Creatures of the Earth : New and Selected Stories Paperback
McGahern's command of the short story places him among the finest practitioners of the form, in a lineage that runs from Chekhov through Joyce and the Anglo-American masters.
When the collection was first published in 1992, the "Sunday Times" said 'there is a vivid pleasure to be had in the reading of these stories,' while for Cressida Connolly in the "Evening Standard" 'these wonderful stories are sad and true...McGahern is undoubtedly a great short story writer.' Many of the stories here are already classics: "Gold Watch", "High Ground" and "Parachutes", among others.
McGahern's spare, restrained yet powerfully lyrical language draws meaning from the most ordinary situations, and turns apparently undramatic encounters into profoundly haunting events: a man visits his embittered father with his new wife; an ageing priest remembers a funeral he had attended years before; a boy steals comics from a shop to escape the rain-bound melancholy of a seaside holiday; an ageing teacher, who has escaped a religious order, wastes his life in a rural backwater that he knows he will never leave.
- Format: Paperback
- Pages: 416 pages
- Publisher: Faber & Faber
- Publication Date: 05/07/2007
- Category: Short stories
- ISBN: 9780571237852
- EPUB from £7.98
Showing 1 - 1 of 1 reviews.
Review by mackthefinger

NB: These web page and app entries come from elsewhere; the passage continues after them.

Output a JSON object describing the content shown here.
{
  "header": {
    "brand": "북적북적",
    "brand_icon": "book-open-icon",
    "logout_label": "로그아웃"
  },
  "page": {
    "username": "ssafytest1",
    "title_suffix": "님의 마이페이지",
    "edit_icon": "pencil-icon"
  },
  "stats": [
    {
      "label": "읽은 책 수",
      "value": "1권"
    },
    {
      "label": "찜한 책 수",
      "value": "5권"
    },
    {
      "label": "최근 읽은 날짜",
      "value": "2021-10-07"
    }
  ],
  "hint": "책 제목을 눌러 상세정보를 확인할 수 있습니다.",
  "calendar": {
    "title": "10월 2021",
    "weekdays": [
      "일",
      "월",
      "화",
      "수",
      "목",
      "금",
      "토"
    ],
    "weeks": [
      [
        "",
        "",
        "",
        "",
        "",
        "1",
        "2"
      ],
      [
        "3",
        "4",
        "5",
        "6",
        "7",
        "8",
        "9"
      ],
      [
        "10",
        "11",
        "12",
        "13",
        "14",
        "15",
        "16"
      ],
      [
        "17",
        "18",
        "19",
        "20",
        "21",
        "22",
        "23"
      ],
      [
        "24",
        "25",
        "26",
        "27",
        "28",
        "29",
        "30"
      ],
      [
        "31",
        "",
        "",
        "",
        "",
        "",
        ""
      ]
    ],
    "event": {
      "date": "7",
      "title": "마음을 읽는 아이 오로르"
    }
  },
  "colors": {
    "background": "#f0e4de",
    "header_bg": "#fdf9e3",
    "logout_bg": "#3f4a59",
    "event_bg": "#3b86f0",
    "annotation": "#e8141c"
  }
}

Wonderful collection by the last great Irish writer. The storiesare beautifully crafted and the people that inhabit them arerealised with perfect details. It's difficult to pick out a favouritefrom this book. The two new additions, 'Love of the world' and 'Creatures of the earth' stand easily alongside the earlier works.Of course a lot of small town Ireland has changed since McGahernwrote these, but the themes remain the same. He wasn't just a writerof rural life though - stories such as 'Sierra Leone' 'My love, my umbrella'capture perfectly for me what living in the city was like, though it's an older Dublin. A lot of these characters are living under the shadow of unhappiness, a restrictive church, unhappy family life or difficult relationships but they get on with their lives in the best way they can. McGahern never seems to judge his characters either, ifanything he's sympathetic to their lives of unfulfilled dreams and missedchances. As you'd expect, the sentences are crisp and full of grace, calmand distinctive. One of the things I love about McGahern's style is the way he lets the story unfold, the little details come forth, then occasionally steps in to show something of a larger truth.A collection that for me is up alongside the greats of the short story genre.